╭──
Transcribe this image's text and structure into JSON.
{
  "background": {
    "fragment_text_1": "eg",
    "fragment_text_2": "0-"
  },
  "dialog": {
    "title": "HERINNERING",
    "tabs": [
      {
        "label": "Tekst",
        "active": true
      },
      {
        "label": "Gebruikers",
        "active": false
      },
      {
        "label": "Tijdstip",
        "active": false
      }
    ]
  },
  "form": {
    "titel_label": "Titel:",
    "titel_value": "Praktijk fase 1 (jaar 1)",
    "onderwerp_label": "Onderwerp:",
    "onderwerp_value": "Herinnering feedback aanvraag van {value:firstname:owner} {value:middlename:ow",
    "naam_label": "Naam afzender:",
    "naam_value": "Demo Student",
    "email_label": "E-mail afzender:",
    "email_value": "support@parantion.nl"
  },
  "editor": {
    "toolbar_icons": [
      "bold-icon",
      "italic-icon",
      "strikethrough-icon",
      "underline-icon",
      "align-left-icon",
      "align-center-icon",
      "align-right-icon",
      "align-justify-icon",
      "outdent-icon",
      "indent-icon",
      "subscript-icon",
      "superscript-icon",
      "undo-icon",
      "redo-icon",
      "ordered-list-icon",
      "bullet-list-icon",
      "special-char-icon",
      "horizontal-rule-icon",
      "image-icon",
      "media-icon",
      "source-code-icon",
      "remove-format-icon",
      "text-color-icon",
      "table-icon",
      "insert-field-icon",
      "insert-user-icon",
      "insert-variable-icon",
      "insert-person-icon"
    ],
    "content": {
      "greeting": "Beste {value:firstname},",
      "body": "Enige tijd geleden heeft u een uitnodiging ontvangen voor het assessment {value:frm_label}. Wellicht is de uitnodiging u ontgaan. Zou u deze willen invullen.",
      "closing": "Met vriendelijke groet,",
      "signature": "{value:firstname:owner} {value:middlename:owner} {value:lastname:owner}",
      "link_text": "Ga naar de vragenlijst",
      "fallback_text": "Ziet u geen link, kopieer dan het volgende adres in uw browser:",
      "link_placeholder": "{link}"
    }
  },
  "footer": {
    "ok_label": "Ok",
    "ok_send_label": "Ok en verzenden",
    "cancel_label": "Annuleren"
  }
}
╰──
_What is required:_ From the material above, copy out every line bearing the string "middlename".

_Output below:_
    "onderwerp_value": "Herinnering feedback aanvraag van {value:firstname:owner} {value:middlename:ow",
      "signature": "{value:firstname:owner} {value:middlename:owner} {value:lastname:owner}",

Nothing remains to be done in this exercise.